Some lines below hold "JSON". Pick them out and copy them.

DATA SUPPLIED:
------------------------------------------------
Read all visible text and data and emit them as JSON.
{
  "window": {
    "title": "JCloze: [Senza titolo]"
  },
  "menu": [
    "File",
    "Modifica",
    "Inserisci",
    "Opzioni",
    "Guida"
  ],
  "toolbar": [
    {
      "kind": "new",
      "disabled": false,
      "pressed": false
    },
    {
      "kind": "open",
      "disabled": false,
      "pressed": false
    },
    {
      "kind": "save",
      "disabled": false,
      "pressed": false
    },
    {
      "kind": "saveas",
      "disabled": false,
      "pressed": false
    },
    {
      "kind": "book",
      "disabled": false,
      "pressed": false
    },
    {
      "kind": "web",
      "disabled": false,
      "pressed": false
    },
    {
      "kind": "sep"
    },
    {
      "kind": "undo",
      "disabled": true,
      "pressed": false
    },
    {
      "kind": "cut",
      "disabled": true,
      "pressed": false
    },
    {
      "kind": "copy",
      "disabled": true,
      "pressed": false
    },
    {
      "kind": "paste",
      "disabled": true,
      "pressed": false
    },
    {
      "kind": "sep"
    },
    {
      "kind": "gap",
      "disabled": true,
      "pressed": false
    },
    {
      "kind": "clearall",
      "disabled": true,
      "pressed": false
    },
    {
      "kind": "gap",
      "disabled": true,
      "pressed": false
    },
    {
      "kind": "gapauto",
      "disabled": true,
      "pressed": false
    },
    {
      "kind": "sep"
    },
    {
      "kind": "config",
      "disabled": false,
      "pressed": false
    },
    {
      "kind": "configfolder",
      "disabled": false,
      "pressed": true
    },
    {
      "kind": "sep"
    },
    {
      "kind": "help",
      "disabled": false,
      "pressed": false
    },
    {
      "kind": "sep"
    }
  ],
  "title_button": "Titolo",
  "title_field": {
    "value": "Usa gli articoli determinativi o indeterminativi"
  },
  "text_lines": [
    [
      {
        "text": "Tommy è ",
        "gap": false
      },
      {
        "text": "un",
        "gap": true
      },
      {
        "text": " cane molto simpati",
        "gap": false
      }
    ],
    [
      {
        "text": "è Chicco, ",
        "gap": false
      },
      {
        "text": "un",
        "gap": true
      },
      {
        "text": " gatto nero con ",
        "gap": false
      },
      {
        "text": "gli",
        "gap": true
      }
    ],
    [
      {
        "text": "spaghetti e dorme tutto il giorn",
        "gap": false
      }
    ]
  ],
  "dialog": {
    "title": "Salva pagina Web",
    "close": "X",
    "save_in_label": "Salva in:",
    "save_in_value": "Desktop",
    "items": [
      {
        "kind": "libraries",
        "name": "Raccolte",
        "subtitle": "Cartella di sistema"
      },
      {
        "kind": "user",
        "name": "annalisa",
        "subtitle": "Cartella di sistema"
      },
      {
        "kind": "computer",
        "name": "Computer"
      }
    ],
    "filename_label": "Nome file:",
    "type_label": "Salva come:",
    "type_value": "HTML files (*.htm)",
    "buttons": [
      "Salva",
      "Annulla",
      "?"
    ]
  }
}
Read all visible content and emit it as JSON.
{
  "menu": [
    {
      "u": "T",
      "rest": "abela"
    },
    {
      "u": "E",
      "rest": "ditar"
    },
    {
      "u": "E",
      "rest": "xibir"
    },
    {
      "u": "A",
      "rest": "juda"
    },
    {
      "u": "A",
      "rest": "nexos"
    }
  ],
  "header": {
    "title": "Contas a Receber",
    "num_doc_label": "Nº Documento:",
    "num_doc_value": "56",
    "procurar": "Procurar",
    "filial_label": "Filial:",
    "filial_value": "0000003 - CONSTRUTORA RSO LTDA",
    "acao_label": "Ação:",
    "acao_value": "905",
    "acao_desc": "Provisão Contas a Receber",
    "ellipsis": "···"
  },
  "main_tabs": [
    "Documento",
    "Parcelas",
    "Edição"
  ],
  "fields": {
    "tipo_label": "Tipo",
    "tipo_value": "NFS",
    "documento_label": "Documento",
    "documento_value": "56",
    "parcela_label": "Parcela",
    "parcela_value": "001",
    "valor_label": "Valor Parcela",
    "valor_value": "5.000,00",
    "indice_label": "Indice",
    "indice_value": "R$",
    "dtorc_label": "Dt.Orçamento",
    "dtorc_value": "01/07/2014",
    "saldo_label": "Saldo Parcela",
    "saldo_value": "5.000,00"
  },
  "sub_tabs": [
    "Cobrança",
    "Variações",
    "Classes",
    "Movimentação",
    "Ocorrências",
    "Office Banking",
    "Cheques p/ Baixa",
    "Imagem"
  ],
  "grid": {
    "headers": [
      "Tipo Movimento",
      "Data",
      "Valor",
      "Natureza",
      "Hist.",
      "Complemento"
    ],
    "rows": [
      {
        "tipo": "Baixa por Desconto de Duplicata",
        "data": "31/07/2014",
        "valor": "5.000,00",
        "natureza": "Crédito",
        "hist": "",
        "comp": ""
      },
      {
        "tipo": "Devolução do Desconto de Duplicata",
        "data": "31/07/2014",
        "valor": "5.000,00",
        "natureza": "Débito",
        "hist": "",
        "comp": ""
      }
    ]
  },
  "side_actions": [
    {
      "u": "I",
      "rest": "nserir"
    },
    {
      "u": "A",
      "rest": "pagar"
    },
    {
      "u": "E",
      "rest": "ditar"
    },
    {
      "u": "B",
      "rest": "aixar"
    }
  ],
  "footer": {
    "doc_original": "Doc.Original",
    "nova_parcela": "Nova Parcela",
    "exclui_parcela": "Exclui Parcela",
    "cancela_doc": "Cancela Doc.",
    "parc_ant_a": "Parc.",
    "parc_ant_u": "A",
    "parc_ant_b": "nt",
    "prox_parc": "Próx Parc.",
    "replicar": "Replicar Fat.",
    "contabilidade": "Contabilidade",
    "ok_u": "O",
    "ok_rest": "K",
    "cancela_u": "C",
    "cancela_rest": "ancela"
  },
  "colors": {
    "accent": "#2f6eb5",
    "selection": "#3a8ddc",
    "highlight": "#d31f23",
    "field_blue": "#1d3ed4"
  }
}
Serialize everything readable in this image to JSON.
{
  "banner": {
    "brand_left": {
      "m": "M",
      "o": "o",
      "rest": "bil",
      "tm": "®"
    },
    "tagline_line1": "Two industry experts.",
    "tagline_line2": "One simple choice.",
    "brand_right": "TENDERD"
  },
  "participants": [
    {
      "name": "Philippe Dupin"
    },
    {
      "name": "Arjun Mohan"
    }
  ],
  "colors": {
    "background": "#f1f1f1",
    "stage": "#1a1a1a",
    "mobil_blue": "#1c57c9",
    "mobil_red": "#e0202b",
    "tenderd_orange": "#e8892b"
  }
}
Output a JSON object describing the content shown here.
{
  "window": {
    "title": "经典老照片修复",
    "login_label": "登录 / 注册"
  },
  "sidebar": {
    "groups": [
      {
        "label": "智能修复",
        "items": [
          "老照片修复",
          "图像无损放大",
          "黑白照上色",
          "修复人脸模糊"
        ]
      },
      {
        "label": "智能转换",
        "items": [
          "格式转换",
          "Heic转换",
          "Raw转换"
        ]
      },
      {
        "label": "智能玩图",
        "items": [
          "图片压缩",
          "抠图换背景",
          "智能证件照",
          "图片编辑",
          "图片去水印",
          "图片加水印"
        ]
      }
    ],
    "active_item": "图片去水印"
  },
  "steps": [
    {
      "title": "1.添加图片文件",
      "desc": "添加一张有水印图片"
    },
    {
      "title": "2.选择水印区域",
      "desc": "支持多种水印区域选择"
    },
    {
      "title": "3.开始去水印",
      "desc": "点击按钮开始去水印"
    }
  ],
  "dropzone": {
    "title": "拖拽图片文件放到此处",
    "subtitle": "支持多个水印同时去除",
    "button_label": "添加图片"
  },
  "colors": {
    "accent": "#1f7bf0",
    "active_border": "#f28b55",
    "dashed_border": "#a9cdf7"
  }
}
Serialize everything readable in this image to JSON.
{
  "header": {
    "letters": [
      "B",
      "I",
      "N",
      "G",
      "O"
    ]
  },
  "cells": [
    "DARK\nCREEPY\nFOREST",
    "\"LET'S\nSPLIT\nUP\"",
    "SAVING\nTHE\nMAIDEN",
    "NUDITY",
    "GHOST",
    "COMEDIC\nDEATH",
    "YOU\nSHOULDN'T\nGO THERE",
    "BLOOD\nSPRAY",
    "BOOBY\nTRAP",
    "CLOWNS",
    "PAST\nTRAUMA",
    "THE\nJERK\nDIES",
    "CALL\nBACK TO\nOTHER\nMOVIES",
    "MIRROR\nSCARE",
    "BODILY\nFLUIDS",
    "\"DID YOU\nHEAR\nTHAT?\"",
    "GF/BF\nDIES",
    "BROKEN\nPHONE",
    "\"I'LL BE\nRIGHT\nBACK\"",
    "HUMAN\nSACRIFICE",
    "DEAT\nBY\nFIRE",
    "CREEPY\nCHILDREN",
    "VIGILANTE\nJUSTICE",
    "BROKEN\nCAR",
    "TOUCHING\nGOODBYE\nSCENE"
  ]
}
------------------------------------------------
TASK RESPONSE:
Read all visible text and data and emit them as JSON.
Read all visible content and emit it as JSON.
Serialize everything readable in this image to JSON.
Output a JSON object describing the content shown here.
Serialize everything readable in this image to JSON.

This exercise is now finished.